Even just a quick glance around the Festival made it clear that Greene’s efforts did not go to waste–both the poets reading and the rapt crowd were made up of all ages (with a strong contingent of younger readers and attendees), all genders, all races, all people.
Gabriel Cleveland, managing editor of long-time Festival attendee CavanKerry Press, says on Sunday that the New York City Poetry Festival is a “singular experience.”
“This is a gathering of one of the most robust and diverse and compelling communities of people who are just all united by this wonderful drive to share with one another the deeper parts of being human, of existing, the things that make being alive worth it, that make life worth living–that’s what poets are so good at, y’know? They’re good at observing and diving into the specifics, the things that other people take for granted. Poets, including myself, find beauty in scraps on the side of the highway. Who else is going to do that? Everyone else would just say, ‘Look at that trash.’”

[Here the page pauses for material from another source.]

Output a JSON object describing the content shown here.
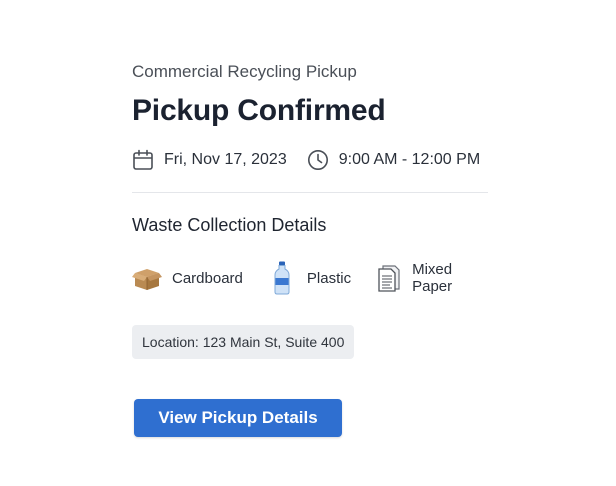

And across the green grass of Colonel’s Row from the CavanKerry table, a group of college students and recent grads are doing exactly that–seeing potential and art where other people (myself included) would see garbage. Their DIY electronics organization, fittingly called the “Disengineering Society,” encourages people to reuse their e-waste rather than immediately trash it. Their table is covered in “supply kits” filled with materials for creating your own “disengineered” projects, as well as zines filled with poetry and step-by-step tutorials for those interested in “disengineering” techniques. They call out to me as I walk by–they have rigged up an unusual “disengineered” sound system consisting of a used vape, an empty Altoids box and tiny amplifier, and are trying to start up an impromptu open mic. I shrug; why not? I read a poem or two. Someone plays guitar, someone else improvises a poem on the spot, someone else recites an Auden poem from memory, all into the makeshift “Vape Mic.”

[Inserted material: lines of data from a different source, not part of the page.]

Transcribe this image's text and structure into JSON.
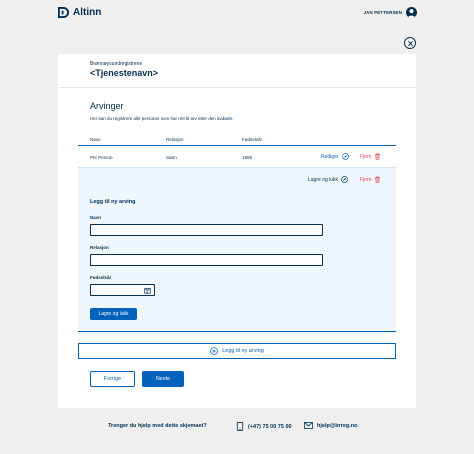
{
  "header": {
    "logo_text": "Altinn",
    "user_name": "JAN PETTERSEN"
  },
  "form": {
    "org_name": "Brønnøysundregistrene",
    "service_name": "<Tjenestenavn>",
    "section_title": "Arvinger",
    "section_description": "Her kan du registrere alle personer som har rett til arv etter den avdøde."
  },
  "table": {
    "columns": [
      "Navn",
      "Relasjon",
      "Fødselsår"
    ],
    "rows": [
      {
        "navn": "Per Person",
        "relasjon": "Sønn",
        "fodselsar": "1968",
        "edit_label": "Rediger",
        "delete_label": "Fjern"
      }
    ]
  },
  "edit_panel": {
    "save_close_label": "Lagre og lukk",
    "delete_label": "Fjern",
    "form_title": "Legg til ny arving",
    "fields": {
      "navn_label": "Navn",
      "navn_value": "",
      "relasjon_label": "Relasjon",
      "relasjon_value": "",
      "fodselsar_label": "Fødselsår",
      "fodselsar_value": ""
    },
    "save_button_label": "Lagre og lukk"
  },
  "add_button_label": "Legg til ny arving",
  "navigation": {
    "prev_label": "Forrige",
    "next_label": "Neste"
  },
  "footer": {
    "help_question": "Trenger du hjelp med dette skjemaet?",
    "phone": "(+47) 75 00 75 00",
    "email": "hjelp@brreg.no"
  },
  "colors": {
    "primary": "#0062ba",
    "dark": "#022f51",
    "danger": "#e23b53",
    "panel_bg": "#eef7fc",
    "page_bg": "#efefef"
  }
}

A crowd gathers. People pull blankets from baskets and start picnicking right in front of the booth. Everyone is cheering and smiling and sharing social media handles. One poet nervously laughs into the vape, saying they’ve never shared their poems with anyone before. When they finish reading, they receive the loudest applause yet. The world is ending–so read your poems here, now, into this discarded vape in front of a motley crew of strangers grinning warmly up at you from the grass.

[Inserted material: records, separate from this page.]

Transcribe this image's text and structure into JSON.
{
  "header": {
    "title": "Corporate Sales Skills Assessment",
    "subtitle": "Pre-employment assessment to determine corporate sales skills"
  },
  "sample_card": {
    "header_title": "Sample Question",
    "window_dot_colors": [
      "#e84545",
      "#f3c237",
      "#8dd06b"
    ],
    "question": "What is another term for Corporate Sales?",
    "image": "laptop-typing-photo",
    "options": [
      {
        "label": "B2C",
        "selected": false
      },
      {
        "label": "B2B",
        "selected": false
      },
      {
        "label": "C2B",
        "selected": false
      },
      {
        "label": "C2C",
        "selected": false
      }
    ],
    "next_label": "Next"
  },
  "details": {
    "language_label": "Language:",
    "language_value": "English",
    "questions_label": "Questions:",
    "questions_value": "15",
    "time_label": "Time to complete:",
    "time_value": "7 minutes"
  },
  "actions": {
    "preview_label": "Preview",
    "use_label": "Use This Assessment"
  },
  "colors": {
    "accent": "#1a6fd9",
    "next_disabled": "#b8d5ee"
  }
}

It may have been Saeed Jones who summed up the overarching message of the whole festival for me best during his Sunday set–and in an off-the-cuff moment between poems, no less:
“I saw someone tweet the other day–‘cause yeah, I’m still in that burning house–‘isn’t it kind of weird you could be naked in bed and find out about aliens? Or that there’s a new war?’ I’m like ‘What are we supposed to do?! I don’t know!’ As it turns out, life continues even as it ends! Desire, violence, white supremacy, queerness, beauty, Beyonce concerts… we still going! We still going!”
As Saturday headliner Franny Choi put it in a poem she read during her set: “Every day of my life has been something other than my last.”
The world is ending, I’m melting in this summer of soaring temperatures, I’m dying in the middle of this festival and sweat is pooling in every crevice of my body–and someone hands me a paper fan. I stop considering bowing out and taking the ferry home to sweet, sweet A.C. I keep going.
Every day of my life has been something other than my last, and today is, too. The world is ending, but it hasn’t ended yet. Just look at the green grass, the meandering 20-somethings, the bear hugs between old friends, the taco trucks and board game booths and slam poets and drawing stations and hundreds of people of all ages and backgrounds who took a ferry on the hottest day of the summer just to listen to some poetry–we’re still here. We’re still going. Let’s read some poems.